[PROBLEM DESCRIPTION]
Please state in a single number how many lines of the entries below include the word "image".

Data extracted from a collection
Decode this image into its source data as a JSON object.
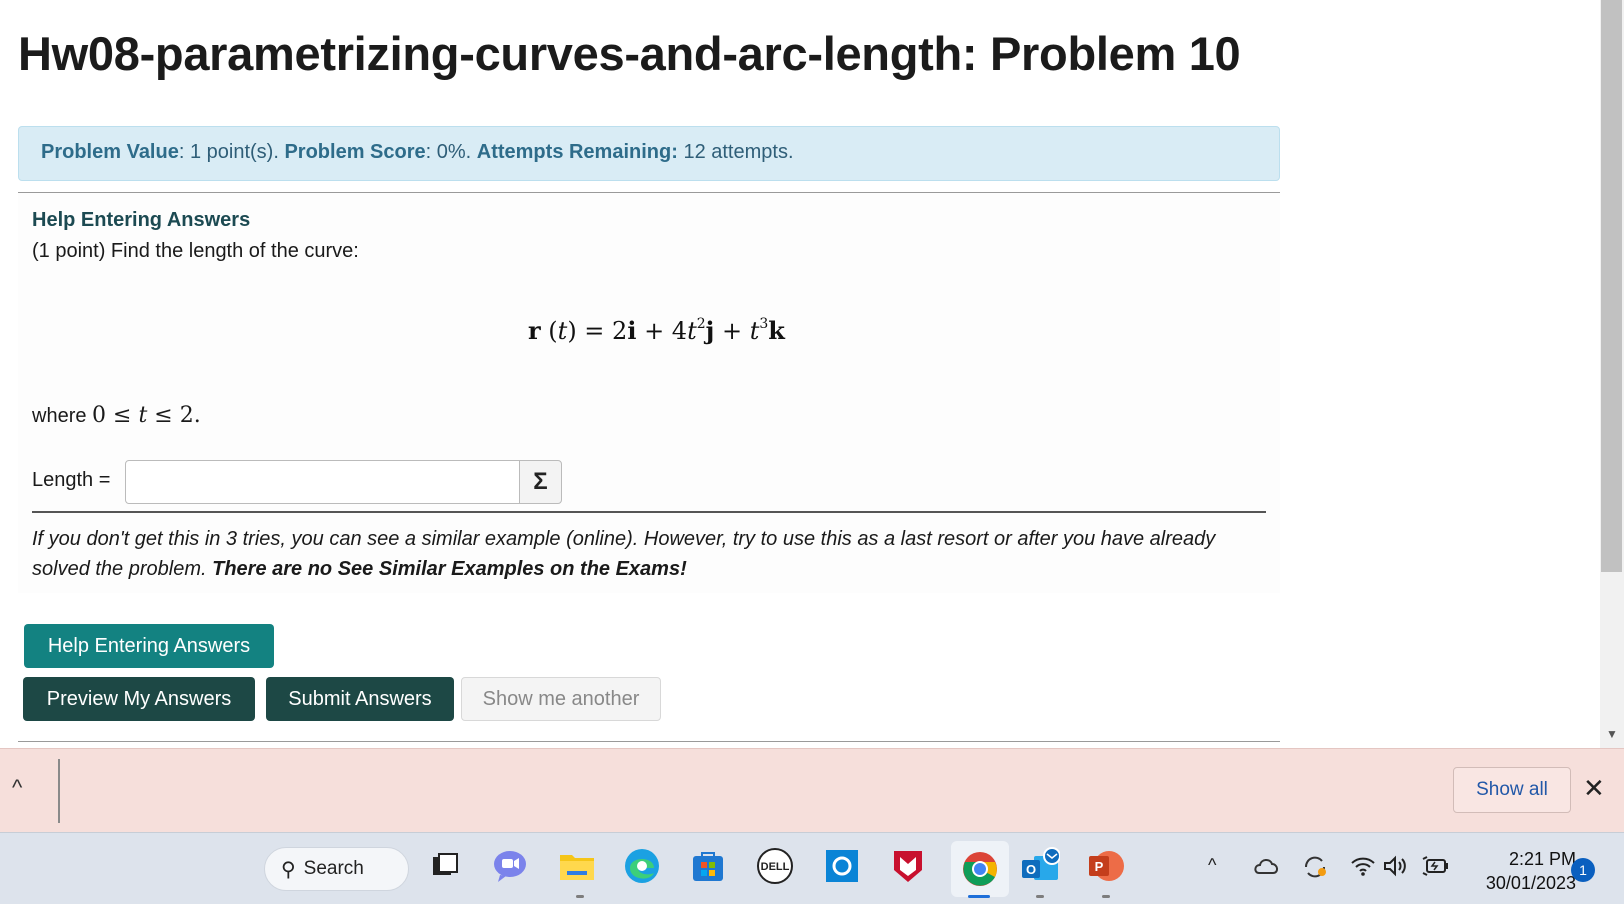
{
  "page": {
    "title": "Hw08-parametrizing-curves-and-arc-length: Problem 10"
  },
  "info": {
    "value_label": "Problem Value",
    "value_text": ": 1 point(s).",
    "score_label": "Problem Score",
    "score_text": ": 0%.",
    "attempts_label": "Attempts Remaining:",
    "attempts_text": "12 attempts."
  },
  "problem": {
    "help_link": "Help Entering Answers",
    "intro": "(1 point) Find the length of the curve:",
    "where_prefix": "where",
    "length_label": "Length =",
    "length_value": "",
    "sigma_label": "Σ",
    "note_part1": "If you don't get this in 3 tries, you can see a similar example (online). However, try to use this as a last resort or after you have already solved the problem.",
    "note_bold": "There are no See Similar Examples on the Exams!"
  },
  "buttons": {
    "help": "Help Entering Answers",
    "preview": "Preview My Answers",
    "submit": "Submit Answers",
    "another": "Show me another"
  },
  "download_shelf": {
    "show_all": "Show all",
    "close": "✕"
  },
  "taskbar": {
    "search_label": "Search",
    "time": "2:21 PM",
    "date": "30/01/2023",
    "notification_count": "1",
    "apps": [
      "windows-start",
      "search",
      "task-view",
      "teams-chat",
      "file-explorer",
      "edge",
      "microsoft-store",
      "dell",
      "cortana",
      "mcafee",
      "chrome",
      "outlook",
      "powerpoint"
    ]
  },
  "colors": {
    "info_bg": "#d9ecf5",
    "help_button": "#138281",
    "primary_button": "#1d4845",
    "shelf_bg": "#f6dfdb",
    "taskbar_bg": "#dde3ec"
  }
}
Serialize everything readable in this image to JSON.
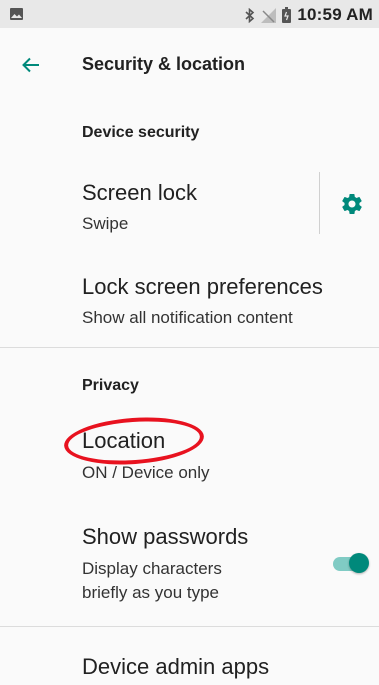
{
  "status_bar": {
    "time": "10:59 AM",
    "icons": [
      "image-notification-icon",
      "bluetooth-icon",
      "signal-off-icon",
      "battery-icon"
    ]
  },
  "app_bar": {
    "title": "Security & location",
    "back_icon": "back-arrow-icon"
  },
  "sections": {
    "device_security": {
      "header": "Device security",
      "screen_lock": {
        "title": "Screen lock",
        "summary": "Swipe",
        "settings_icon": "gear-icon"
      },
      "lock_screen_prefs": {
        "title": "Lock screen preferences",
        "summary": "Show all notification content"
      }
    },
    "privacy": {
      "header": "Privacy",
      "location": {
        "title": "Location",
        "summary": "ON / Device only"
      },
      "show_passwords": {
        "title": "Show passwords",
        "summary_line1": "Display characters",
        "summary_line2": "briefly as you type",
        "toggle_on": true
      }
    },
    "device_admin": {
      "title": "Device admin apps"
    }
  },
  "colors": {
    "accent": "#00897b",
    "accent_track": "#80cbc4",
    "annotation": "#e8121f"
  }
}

[EXPECTED ANSWER]
3